Locate the string "arrow" in the listing below. Copy every line where it is found.
-------- RECORDS SHOWN --------
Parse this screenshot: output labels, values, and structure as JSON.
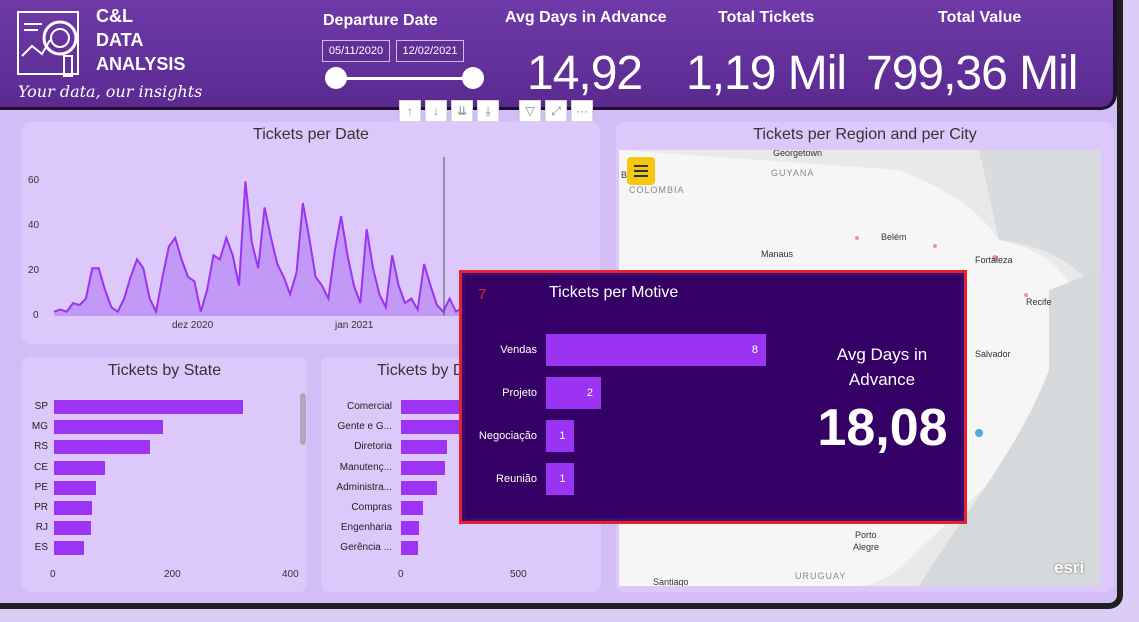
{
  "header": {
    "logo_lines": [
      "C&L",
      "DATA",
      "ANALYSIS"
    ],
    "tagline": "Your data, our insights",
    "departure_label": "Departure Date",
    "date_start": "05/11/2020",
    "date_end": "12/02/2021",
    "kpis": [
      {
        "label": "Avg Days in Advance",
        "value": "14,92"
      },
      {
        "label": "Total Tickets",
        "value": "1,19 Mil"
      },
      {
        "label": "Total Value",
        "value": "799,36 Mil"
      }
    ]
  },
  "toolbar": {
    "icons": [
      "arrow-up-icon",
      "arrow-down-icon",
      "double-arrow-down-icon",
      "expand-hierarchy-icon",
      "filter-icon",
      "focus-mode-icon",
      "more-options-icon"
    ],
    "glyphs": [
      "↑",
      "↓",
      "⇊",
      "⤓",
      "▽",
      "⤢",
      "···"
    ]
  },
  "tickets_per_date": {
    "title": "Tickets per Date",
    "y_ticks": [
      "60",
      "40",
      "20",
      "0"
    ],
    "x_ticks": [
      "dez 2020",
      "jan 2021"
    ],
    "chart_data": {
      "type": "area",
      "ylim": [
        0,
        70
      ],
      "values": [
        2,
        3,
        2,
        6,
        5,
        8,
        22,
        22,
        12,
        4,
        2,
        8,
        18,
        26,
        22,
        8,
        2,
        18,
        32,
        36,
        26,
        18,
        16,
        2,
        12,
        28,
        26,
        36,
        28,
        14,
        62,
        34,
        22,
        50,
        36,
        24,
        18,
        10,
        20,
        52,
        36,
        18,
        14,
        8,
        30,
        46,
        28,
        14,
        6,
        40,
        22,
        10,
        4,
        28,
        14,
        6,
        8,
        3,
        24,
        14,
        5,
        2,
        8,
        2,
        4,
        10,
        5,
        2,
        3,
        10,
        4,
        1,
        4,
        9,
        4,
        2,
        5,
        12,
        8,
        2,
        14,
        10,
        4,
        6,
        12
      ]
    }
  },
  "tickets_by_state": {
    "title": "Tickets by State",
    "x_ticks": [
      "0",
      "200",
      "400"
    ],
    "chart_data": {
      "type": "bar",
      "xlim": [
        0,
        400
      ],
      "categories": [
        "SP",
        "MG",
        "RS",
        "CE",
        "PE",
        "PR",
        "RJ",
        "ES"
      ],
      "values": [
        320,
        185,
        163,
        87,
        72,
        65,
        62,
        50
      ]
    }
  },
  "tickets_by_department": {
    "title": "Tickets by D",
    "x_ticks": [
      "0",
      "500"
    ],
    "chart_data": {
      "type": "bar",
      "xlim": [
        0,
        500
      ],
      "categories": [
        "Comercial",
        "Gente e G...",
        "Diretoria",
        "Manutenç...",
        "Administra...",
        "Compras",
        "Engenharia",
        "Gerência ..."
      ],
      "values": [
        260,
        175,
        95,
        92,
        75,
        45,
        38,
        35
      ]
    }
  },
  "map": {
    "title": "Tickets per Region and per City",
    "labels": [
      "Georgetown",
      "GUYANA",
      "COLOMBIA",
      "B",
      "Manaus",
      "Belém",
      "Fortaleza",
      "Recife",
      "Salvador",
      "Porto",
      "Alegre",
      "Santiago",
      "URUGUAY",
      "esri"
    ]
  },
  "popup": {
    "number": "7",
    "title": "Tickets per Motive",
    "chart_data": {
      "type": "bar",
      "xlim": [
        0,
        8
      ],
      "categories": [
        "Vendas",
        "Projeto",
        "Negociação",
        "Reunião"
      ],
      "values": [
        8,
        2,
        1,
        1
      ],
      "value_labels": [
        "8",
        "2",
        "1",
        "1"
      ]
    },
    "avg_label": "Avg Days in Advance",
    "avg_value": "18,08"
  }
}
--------
(OUTPUT):
      "arrow-up-icon",
      "arrow-down-icon",
      "double-arrow-down-icon",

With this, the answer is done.